Work request. Lines holding the word "landen" are the ones to copy from the data below.
══ Data shown
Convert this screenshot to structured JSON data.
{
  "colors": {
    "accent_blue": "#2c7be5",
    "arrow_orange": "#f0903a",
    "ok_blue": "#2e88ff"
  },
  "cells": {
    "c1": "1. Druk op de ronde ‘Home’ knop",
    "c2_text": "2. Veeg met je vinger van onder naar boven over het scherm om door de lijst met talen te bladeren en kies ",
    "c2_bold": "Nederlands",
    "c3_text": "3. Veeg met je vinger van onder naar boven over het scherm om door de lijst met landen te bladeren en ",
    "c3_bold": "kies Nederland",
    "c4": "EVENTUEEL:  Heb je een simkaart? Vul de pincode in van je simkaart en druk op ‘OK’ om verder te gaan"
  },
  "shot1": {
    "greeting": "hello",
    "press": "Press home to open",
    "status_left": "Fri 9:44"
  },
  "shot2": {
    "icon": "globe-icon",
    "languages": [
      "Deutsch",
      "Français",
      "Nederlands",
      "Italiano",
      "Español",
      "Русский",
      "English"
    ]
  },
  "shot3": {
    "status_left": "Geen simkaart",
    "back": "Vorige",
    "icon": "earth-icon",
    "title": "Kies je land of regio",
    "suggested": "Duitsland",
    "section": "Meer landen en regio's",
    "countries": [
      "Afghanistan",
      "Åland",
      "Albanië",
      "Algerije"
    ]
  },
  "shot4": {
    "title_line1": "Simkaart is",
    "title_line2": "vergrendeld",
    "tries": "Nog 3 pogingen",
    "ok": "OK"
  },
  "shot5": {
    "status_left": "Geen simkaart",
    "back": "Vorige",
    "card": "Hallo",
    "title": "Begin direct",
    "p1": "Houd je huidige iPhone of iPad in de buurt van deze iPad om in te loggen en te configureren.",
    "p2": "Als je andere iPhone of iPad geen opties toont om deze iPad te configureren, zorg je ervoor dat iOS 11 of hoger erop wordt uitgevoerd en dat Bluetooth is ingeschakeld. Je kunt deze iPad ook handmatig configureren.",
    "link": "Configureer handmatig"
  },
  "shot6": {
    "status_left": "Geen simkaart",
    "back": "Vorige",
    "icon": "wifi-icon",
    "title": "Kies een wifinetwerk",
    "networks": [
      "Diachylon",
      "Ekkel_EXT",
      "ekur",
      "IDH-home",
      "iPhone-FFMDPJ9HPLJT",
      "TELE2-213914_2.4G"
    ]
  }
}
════
Answer to this task.
    "c3_text": "3. Veeg met je vinger van onder naar boven over het scherm om door de lijst met landen te bladeren en ",
    "section": "Meer landen en regio's",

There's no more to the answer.